I'm working on a project with a senior developer and he doesn't really abide by the naming conventions of the language that we're using. The project is in Go and he uses underscores for everything. For instance, in Go public fields on structs should be named something like TeamID, but in his code it's Team_id. There is already a lot of code written that follows this naming convention.

So basically my questions is, should I ensure that my code follows the naming conventions of the language or should I focus on keeping things consistent and use the naming conventions set forth by the original developer.

I spoke a little about it to him, but he doesn't really care about stuff like that and thinks it's unimportant.

closed as primarily opinion-based by gnat, GlenH7, durron597, Dan Pichelman, user40980 Mar 26 '15 at 16:39

Many good questions generate some degree of opinion based on expert experience, but answers to this question will tend to be almost entirely based on opinions, rather than facts, references, or specific expertise. If this question can be reworded to fit the rules in the help center, please edit the question.

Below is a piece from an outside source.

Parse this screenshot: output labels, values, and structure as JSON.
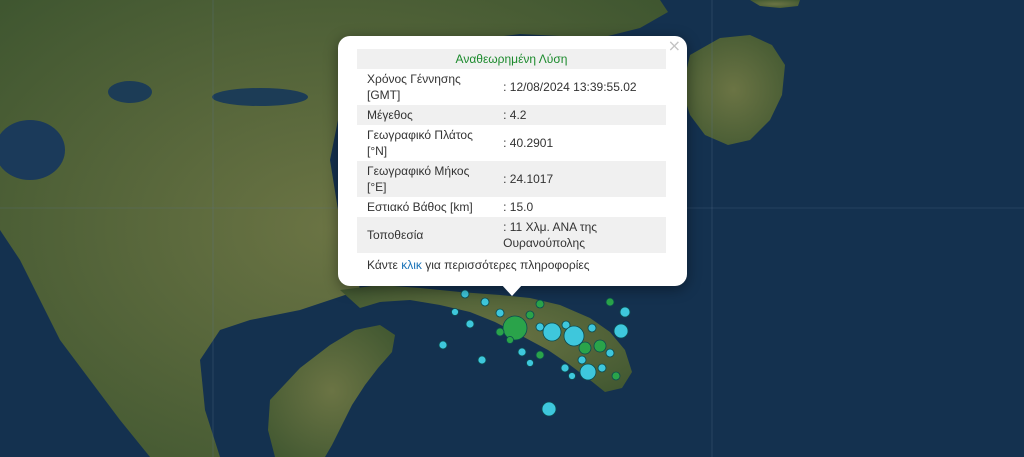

  • 1
    one may argue that conceptually, this has been addressed in How would you know if you've written readable and easily maintainable code? If your peers keep complaining about your way of doing things, be it one way or another, you better change to make them feel better – gnat Mar 25 '15 at 15:09
  • 1
    @gnat: Is your comment trying to be sarcastic? – Robert Harvey Mar 25 '15 at 15:21
  • I'm in agreement with you that having to type all those finger-bending underscores is bad, but I agree with your senior developer that this is ultimately pretty unimportant. Language specifications define what a valid identifier is, and if the people who made the language didn't want underscores in your identifiers, then they should not have allowed this. Rules that must be followed but aren't enforced by development tools just make programmers' lives difficult. – user1172763 Mar 25 '15 at 15:38
  • @RobertHarvey did you check accepted answer here? "If most people don't mind along with the senior developer then... I would recommend just keep going with the original convention set forth by the original developer... f other people are not okay with that as well then you can... present that to the management..." – gnat Mar 25 '15 at 17:58
  • @user1172763 It's not unimportant. If your language has a naming convention (chances are it has), then chances are its standard library will be written using it - so straight away your code is going to be inconsistently styled because your code will use one style and code calling 1st/3rd party libs will use another. – GoatInTheMachine Aug 20 '18 at 10:03

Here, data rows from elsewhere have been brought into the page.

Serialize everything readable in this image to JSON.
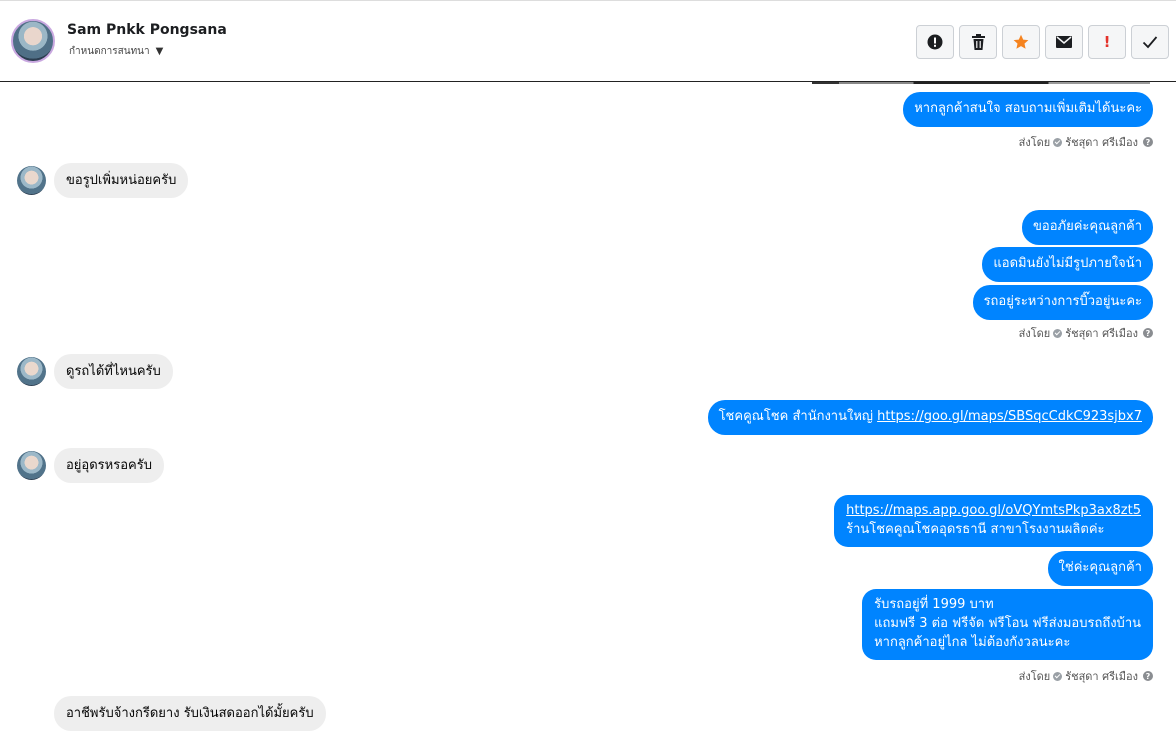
{
  "header": {
    "name": "Sam Pnkk Pongsana",
    "subtitle": "กำหนดการสนทนา"
  },
  "toolbar": {
    "icons": [
      "alert-circle-icon",
      "trash-icon",
      "star-icon",
      "envelope-icon",
      "exclamation-icon",
      "check-icon"
    ],
    "exclaim_text": "!"
  },
  "colors": {
    "outgoing": "#0084ff",
    "incoming": "#eeeeee",
    "star": "#f5831f",
    "exclaim": "#e4322b"
  },
  "messages": {
    "m1": "หากลูกค้าสนใจ สอบถามเพิ่มเติมได้นะคะ",
    "m2": "ขอรูปเพิ่มหน่อยครับ",
    "m3": "ขออภัยค่ะคุณลูกค้า",
    "m4": "แอดมินยังไม่มีรูปภายใจน้า",
    "m5": "รถอยู่ระหว่างการบิ๊วอยู่นะคะ",
    "m6": "ดูรถได้ที่ไหนครับ",
    "m7_text": "โชคคูณโชค สำนักงานใหญ่ ",
    "m7_link": "https://goo.gl/maps/SBSqcCdkC923sjbx7",
    "m8": "อยู่อุดรหรอครับ",
    "m9_link": "https://maps.app.goo.gl/oVQYmtsPkp3ax8zt5",
    "m9_text": "ร้านโชคคูณโชคอุดรธานี สาขาโรงงานผลิตค่ะ",
    "m10": "ใช่ค่ะคุณลูกค้า",
    "m11_l1": "รับรถอยู่ที่ 1999 บาท",
    "m11_l2": "แถมฟรี 3 ต่อ ฟรีจัด ฟรีโอน  ฟรีส่งมอบรถถึงบ้าน",
    "m11_l3": "หากลูกค้าอยู่ไกล ไม่ต้องกังวลนะคะ",
    "m12": "อาชีพรับจ้างกรีดยาง รับเงินสดออกได้มั้ยครับ"
  },
  "sent_by": {
    "prefix": "ส่งโดย",
    "agent": "รัชสุดา ศรีเมือง",
    "help": "?"
  }
}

If most people don't mind along with the senior developer then you will have very difficult time persuading them all. In this case I would recommend just keep going with the original convention set forth by the original developer and at least keep things consistent.

If other people are not okay with that as well then you can focus on the ROI of converting already existing project naming convention to language naming convention and present that to the management along with the senior developer. This will most certainly cause some friction.

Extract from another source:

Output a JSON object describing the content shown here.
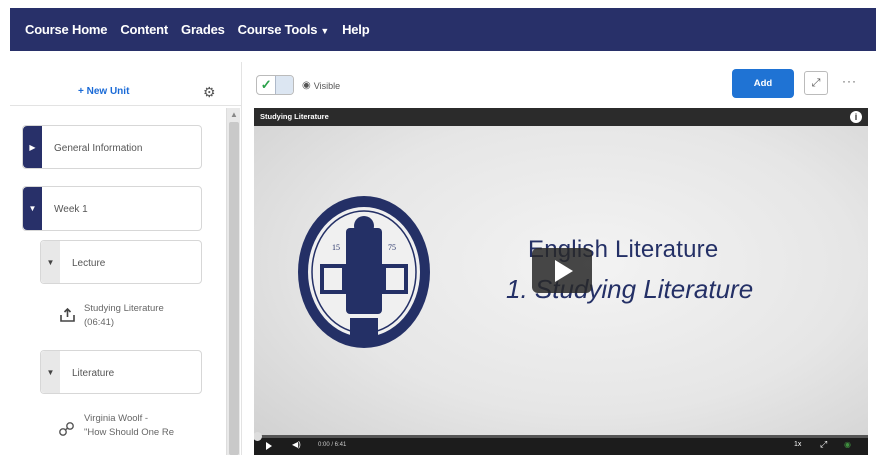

In conclusion, I would say that language naming conventions are very important because new people coming into your project are more comfortable with the codebase requiring less explanation and causing less friction.

The reason being that language naming conventions are global and project naming conventions are local so people would need more time getting used to it.

As new developers are getting used to the project naming conventions they are bound to mix it up with language naming conventions if that's what they were used to. Code reviews could solve this issue but it is an unpleasant element of going with the project naming conventions nevertheless.

Hence, from that perspective language naming conventions are more important than project naming conventions.


It doesn't matter what convention you use, as long as you are consistent in your convention.

But when you deviate from the default naming convention of the programming language, you are making it impossible to stay consistent, because any interactions with the standard library will use a different naming convention than interactions with your own code.

For that reason it is generally a good idea to adopt the naming conventions used by the standard library.


Consistency within the project is the most important thing. I hate underscores and Hungarian notation, but if you are working on a project full of them then its best to keep doing it the same way. Changing to different standards makes everything a mess in the project and you end up with no real standards, unless you took the time to go through and change everything which is essentially a rewrite.

  • 2
    I would make an exception for hungarian notation ... – Sebastian Redl Mar 25 '15 at 15:55

Not the answer you're looking for? Browse other questions tagged or ask your own question.